'Reverse' spectroscopy approach clarifies molecular structure

Optical techniques enable examination of single molecules, but fuzziness caused by effects such as light interference render these images difficult to interpret. Recognizing this, researchers at the University of Twente’s MESA+ Institute for Nanotechnology (Enschede, The Netherlands) adopted a "reverse" approach to spectroscopy, which cleans up images by eliminating background noise.

Rather than starting with a laser beam, the researchers used molecules of interest as their starting point. This radical "reversal" led to a relatively simple modification of conventional coherent anti-Stokes Raman spectroscopy (CARS), which delivered better images. CARS uses lasers to visualize molecules for applications such as medical imaging and food testing, without needing fluorescent labels to make the molecules visible. But background noise complicates the task of interpreting the resultant images. The researchers' new approach—vibrational molecular interferometry (VMI)—eliminates such noise completely, leaving only the "real" image.

With vibrational molecular interferometry (VMI), the background signal in a single-molecule image vanishes
Images of mayonnaise using a) CARS spectroscopy and b) vibrational molecular interferometry (VMI). Below, the intensity along the white line in the picture is given. Using VMI, the background signal vanishes. (Image courtesy of University of Twente MESA+ Institute for Nanotechnology)

The researchers' work has been published in Physical Review Letters; for more information, please visit http://prl.aps.org/abstract/PRL/v107/i25/e253902.

-----

Follow us on Twitter, 'like' us on Facebook, and join our group on LinkedIn

Follow OptoIQ on your iPhone; download the free app here.

Subscribe now to BioOptics World magazine; it's free!

Get All the BioOptics World News Delivered to Your Inbox

Subscribe to BioOptics World Magazine or email newsletter today at no cost and receive the latest news and information.

 Subscribe Now
Related Articles

LuxCath optical tissue characterization catheter enables real-time monitoring during cardiac ablation

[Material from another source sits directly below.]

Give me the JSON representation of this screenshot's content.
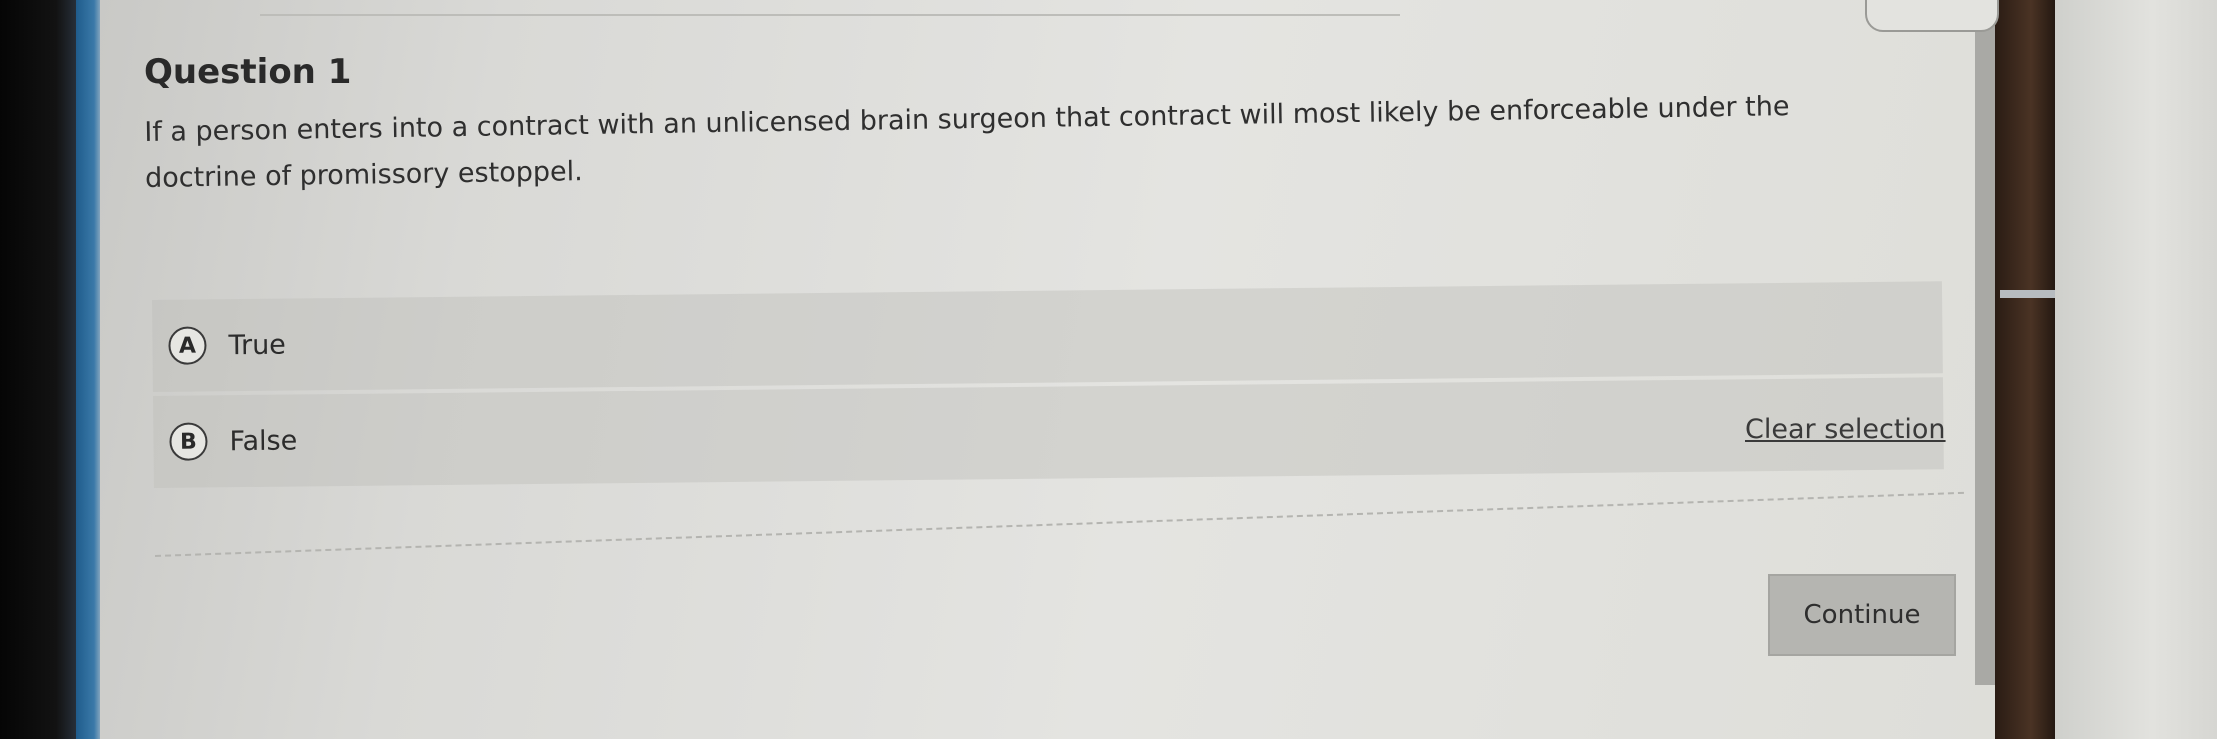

A study used optical tissue characterization technology for the first time in procedures to treat arrhythmia patients.

EUV spectral imaging tool can map cell composition in 3D

A newly developed spectral imaging instrument enables observation of how cells respond to new medications at a minute level.

Fluorescence Imaging: Optical filtering basics for life sciences

Optical filters can have a dramatic effect on outcomes in life sciences. These principles demonstrate how next-generation thin film enhances excitation and emission in fluorescence bioimaging syste...

Photoacoustics/Biomedical Imaging: Photoacoustic imaging progresses toward medical diagnostics

Recent technological developments in laser and transducer hardware, contrast agents, and image reconstruction algorithms have helped to advance photoacoustic (or optoacoustic) imaging.  

Translational Research: Bench-to-bedside: Progress, pioneers, and 21st Century Cures

The NIH/SPIE Biophotonics from Bench to Bedside workshop (Sept. 24-25) featured speakers and posters presenting exciting translational research in technologies and applications.

Legislation promises biophotonics opportunities

The 21st Century Cures Act (H.R. 6) was a focal point at the NIH/SPIE Biophotonics from Bench to Bedside workshop.

Zeiss partners with Molecular Imaging Platform at McGill University Health Centre

Zeiss has entered into a partnership with the Research Institute of the McGill University Health Centre's Molecular Imaging Platform.

Biophotonics innovator Ozcan wins International Commission for Optics Prize

UCLA professor and biophotonics innovator Aydogan Ozcan has received the International Commission for Optics (ICO) Prize.

New biosensor provides spatially resolved hydrogen peroxide sensing in cells

A new biosensor is able to show the location of the key cellular signaling chemical inside living cells with high resolution over time.

BLOGS

Neuro15 exhibitors meet exacting demands: Part 2

Increasingly, neuroscientists are working with researchers in disciplines such as chemistry and p...

Why be free?

A successful career contributed to keeping OpticalRayTracer—an optical design software program—fr...

LASER Munich 2015 is bio-bent

LASER World of Photonics 2015 included the European Conferences on Biomedical Optics among its si...

White Papers

Understanding Optical Filters

Optical filters can be used to attenuate or enhance an image, transmit or reflect specific wavele...

How can I find the right digital camera for my microscopy application?

Nowadays, image processing is found in a wide range of optical microscopy applications. Examples ...

CONNECT WITH US

            

Twitter- BioOptics World

Copyright © 2007-2015. PennWell Corporation, Tulsa, OK. All Rights Reserved.PRIVACY POLICY | TERMS AND CONDITIONS